Stored items from a collection:
----------

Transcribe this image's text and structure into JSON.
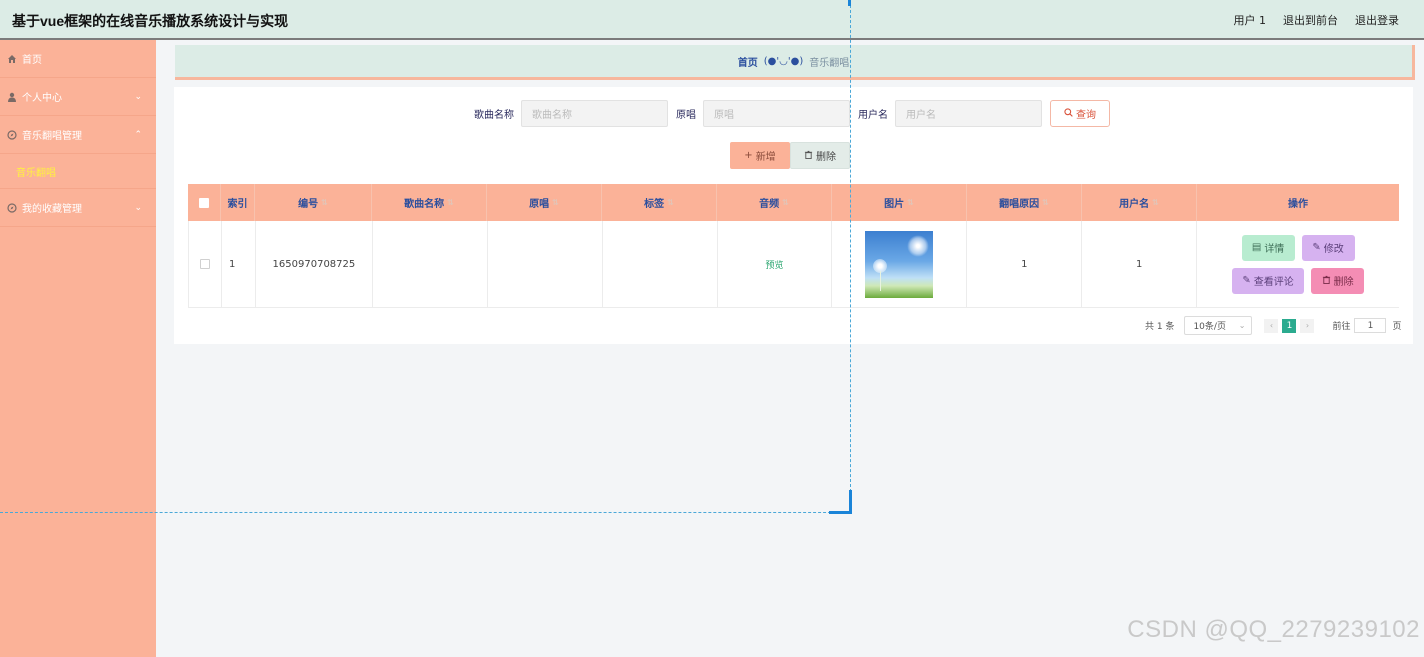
{
  "header": {
    "title": "基于vue框架的在线音乐播放系统设计与实现",
    "user": "用户 1",
    "to_front": "退出到前台",
    "logout": "退出登录"
  },
  "sidebar": {
    "items": [
      {
        "label": "首页",
        "icon": "home-icon"
      },
      {
        "label": "个人中心",
        "icon": "user-icon"
      },
      {
        "label": "音乐翻唱管理",
        "icon": "compass-icon"
      },
      {
        "label": "音乐翻唱",
        "icon": ""
      },
      {
        "label": "我的收藏管理",
        "icon": "compass-icon"
      }
    ]
  },
  "breadcrumb": {
    "home": "首页",
    "separator": "(●'◡'●)",
    "current": "音乐翻唱"
  },
  "search": {
    "song_label": "歌曲名称",
    "song_placeholder": "歌曲名称",
    "original_label": "原唱",
    "original_placeholder": "原唱",
    "user_label": "用户名",
    "user_placeholder": "用户名",
    "query_label": "查询"
  },
  "actions": {
    "add_label": "新增",
    "delete_label": "删除"
  },
  "table": {
    "columns": [
      "索引",
      "编号",
      "歌曲名称",
      "原唱",
      "标签",
      "音频",
      "图片",
      "翻唱原因",
      "用户名",
      "操作"
    ],
    "rows": [
      {
        "index": "1",
        "number": "1650970708725",
        "song": "",
        "original": "",
        "tag": "",
        "audio": "预览",
        "reason": "1",
        "username": "1"
      }
    ],
    "ops": {
      "detail": "详情",
      "edit": "修改",
      "comment": "查看评论",
      "delete": "删除"
    }
  },
  "pagination": {
    "total": "共 1 条",
    "page_size": "10条/页",
    "current_page": "1",
    "goto": "前往",
    "goto_value": "1",
    "page_suffix": "页"
  },
  "watermark": "CSDN @QQ_2279239102",
  "colors": {
    "header_bg": "#dcece6",
    "sidebar_bg": "#fbb298",
    "accent_green": "#2bab8f",
    "submenu_active": "#fff23f"
  }
}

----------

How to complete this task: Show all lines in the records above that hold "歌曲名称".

Answer below:
    "song_label": "歌曲名称",
    "song_placeholder": "歌曲名称",
      "歌曲名称",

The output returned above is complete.